Loki built up to the reveal of an even bigger Marvel Comics villain
The finale episode of Loki didn’t just set up a second season of the Disney Plus series, it laid the groundwork for at least one upcoming Marvel Cinematic Universe movie — and potentially even more.
When we last saw Loki and Sylvie in episode 5, they were trying to get past Alioth, a scary storm monster that gobbles up time and reality itself, to find the mind that created the Time Variance Authority, ripped variants from their timeline to work in it, and made them all think that they were doing it for the all-knowing Time-Keepers.
This episode, they found who they were looking for — exactly the character the show had been tiptoeing around all season.
[Ed. note: This piece contains spoilers for Loki’s season finale, “For All Time. Always.”]
Loki and Sylvie met He Who Remains (Jonathan Majors), the figure who, in deep Marvel Comics lore, created the Time Variance Authority. But the folks behind the Marvel Cinematic Universe have merged that obscure character with another of much greater renown.
As Loki’s He Who Remains explains, he was once a human scientist living on Earth in the 31st century, when he discovered the existence of the multiverse and reached out to contact his infinite multiversal selves — many of whom were, of course, also scientists who had just discovered the existence of the multiverse. But not all Variants of this scientist were particularly nice people, and some of them sought to conquer the alternate worlds they encountered, thus begetting the Multiversal War. That conflict ended when the original scientist tamed Alioth (that scary reality-eating monster), put down his multiversal duplicates, and created the Time Variance Authority to keep his own alternate selves in check.

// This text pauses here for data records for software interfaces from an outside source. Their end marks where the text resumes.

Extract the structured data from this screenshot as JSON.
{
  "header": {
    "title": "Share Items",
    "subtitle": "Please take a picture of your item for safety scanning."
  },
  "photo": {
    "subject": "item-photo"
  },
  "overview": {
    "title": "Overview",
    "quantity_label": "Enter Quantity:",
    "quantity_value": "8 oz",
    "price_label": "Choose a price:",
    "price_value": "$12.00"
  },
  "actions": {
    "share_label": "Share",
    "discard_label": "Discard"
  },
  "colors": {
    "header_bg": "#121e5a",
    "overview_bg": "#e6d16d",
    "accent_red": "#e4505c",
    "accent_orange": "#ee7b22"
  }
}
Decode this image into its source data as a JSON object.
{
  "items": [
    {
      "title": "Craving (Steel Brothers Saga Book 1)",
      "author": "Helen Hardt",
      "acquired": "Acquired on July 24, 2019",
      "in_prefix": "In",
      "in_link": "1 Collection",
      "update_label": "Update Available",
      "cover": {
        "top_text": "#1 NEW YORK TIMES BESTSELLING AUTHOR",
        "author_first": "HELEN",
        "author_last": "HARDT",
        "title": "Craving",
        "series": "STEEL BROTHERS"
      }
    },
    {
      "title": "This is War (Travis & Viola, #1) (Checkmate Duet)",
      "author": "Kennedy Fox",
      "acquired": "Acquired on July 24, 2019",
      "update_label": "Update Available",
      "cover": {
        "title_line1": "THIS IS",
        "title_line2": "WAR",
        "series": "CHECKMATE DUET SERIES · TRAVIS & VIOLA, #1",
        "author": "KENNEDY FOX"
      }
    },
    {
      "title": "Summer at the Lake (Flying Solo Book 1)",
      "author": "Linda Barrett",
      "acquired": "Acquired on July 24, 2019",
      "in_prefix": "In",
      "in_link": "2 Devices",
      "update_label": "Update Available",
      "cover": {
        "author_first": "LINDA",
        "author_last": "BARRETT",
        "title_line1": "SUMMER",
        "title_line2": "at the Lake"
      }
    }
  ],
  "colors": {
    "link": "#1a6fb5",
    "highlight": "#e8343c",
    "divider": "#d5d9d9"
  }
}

He Who Remains warns Loki and Sylvie that if they kill him, he will become more powerful than they can possibly imagine they will unleash an infinite number of his alternate selves, many of whom will have very bad intentions for the timeline. And that’s exactly what happened. In the final moments of Loki, Loki returned to the TVA to find that the Sacred Timeline was splintering into thousands of different realities, no one there knew who he was, and the supreme ruler of the TVA was now a variant of He Who Remains. The variant’s outfit makes him a dead ringer for the Marvel supervillain Kang the Conqueror.
Created by Stan Lee and Jack Kirby themselves for 1964’s Avengers #8, Kang has gone by many names in Marvel Comics continuity, including Immortus, the Scarlet Centurion, and Iron Lad. He even spent a while in ancient Egypt as a guy called Rama-Tut.
Basically, Kang started out as a scientist in Earth’s future and eventually became an extremely long-lived time-traveling despot, Marvel Comics’ own version of the Master from Doctor Who. You never know when he’s going to crop up in the timeline, or whether he’ll be his youngest self, the superhero Iron Lad; his evil self, Kang; or his somewhat-reformed-but-still-really-annoying older self, Immortus — or if he’ll show up under a completely new identity. The Marvel Cinematic Universe could go pretty much anywhere it wants with Kang, simply by explaining that this is Kang from a different branch of his timey-wimey existence.
You can bet your tempad he will.
In late 2020, Jonathan Majors joined the cast of Ant-Man & The Wasp: Quantumania, which is set to hit theaters on Feb. 17, 2023. Reports at the time suggested that he was set to play the role of Kang the Conqueror, and now we know that to be true. With the Pym-particle-access-only Quantum Realm as the key to all the time traveling in Avengers: Endgame, it seems certain that a movie with “Quantumania” in its name and Kang in its character lineup will have some time-traveling shenanigans.
That’s where we know that Kang will appear again. But we could see him even earlier. Loki was all about Nexus Events, and Marvel’s biggest Disney Plus hit, WandaVision, also made reference to Wanda Maximoff’s comics-lore status as a Nexus Being, one whose very existence warps reality around her.
In Marvel Comics, Immortus (that is, another version of Kang) and the Time-Keepers once got very involved in trying to control the Scarlet Witch’s powers because of the threat she posed to the timeline. We’ll see the Scarlet Witch again in 2022’s Doctor Strange in the Multiverse of Madness, which was written by Loki showrunner Michael Waldron. It seems very likely that Loki’s destruction of the singular Sacred Timeline into an infinite multiverse of timelines will play a role in Doctor Strange’s exploration of the multiverse.
One of the plot threads Loki left dangling with its cliffhanger finale is the story of Judge Renslayer, who, in Marvel Comics, has very close ties with Kang indeed.
Ravonna Renslayer began Marvel editorial life as a damsel princess in Earth’s 40th century, in the pulp mold of John Carter of Mars or Flash Gordon. Falling in love with the time-traveling despot Kang, she leapt in front of a laser blast meant for him, saving his life and ending her own. Lots of time-travel shenanigans later, she got a new lease on continuity as a time traveler herself, locked in an eternal love-hate battle with her ex-husband Kang across all of reality.